When you’re enjoying the great outdoors this spring and summer, being struck by lightning may seem like a 1-in-a-million chance, but it happens. In fact, nearly half of lightning fatalities between 2010-2011 (48% and 62%, respectively) were attributed to sport and recreation, according to the National Weather Service.
As an active person who likes to go outdoors to exercise, never assume you can’t be struck by lightning during a thunderstorm. The best way to avoid lightning is to plan ahead by monitoring the weather and go indoors if you get stuck in a storm. If you are bike riding, the National Weather Service recommends pulling over to a safe shelter if possible and waiting 30 minutes after the last rumble of thunder before resuming your ride. If you are outdoors at a picnic and a storm is brewing, better to jump into the safety of your car until it passes through. If you are out camping in “backcountry,” meaning 30 minutes or more from modern vehicles or buildings, you are more vulnerable to lightning since there are no safe places.
Check out this nifty video for staying safe during a storm in the wilderness:
Whether you’re an athletic trainer leading an outdoor bootcamp or human resources worker planning your company’s annual softball outing, it’s your responsibility to keep people out of harm’s way. A few easy safety precautions provided by the National Athletic Trainers’ Association will help you put a safety plan in place.
“All individuals, particularly those who are in charge of sports and recreational activities, should be aware of the hazards, establish and follow appropriate guidelines and ensure that those around them do so,” said Katie Walsh, a professor at East Carolina University who chaired the position statement writing group. “Proper preparation and notifying participants of lightning danger is critical.”

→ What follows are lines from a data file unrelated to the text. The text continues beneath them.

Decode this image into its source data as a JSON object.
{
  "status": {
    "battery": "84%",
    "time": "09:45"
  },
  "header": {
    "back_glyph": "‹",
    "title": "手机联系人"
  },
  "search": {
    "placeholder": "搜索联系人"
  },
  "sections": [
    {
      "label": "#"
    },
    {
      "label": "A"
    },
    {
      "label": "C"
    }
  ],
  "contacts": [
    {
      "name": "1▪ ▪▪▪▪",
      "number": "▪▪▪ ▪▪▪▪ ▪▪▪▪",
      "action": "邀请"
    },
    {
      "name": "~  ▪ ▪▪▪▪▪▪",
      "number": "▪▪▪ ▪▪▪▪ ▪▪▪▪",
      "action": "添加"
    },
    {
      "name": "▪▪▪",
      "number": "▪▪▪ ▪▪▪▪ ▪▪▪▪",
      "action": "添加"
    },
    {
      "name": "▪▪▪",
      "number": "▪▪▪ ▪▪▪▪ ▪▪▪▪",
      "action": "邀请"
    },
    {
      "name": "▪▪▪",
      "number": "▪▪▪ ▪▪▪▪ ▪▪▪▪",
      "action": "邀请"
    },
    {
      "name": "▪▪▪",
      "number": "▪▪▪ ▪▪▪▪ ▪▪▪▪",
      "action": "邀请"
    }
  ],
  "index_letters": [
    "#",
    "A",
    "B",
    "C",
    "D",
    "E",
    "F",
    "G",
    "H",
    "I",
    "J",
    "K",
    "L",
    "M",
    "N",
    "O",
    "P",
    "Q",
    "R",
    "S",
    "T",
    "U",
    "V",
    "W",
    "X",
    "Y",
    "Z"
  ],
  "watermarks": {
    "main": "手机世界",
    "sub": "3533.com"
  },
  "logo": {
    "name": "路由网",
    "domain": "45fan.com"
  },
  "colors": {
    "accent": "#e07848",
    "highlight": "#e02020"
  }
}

Click here to read the full statement.
Source: NASA's Science News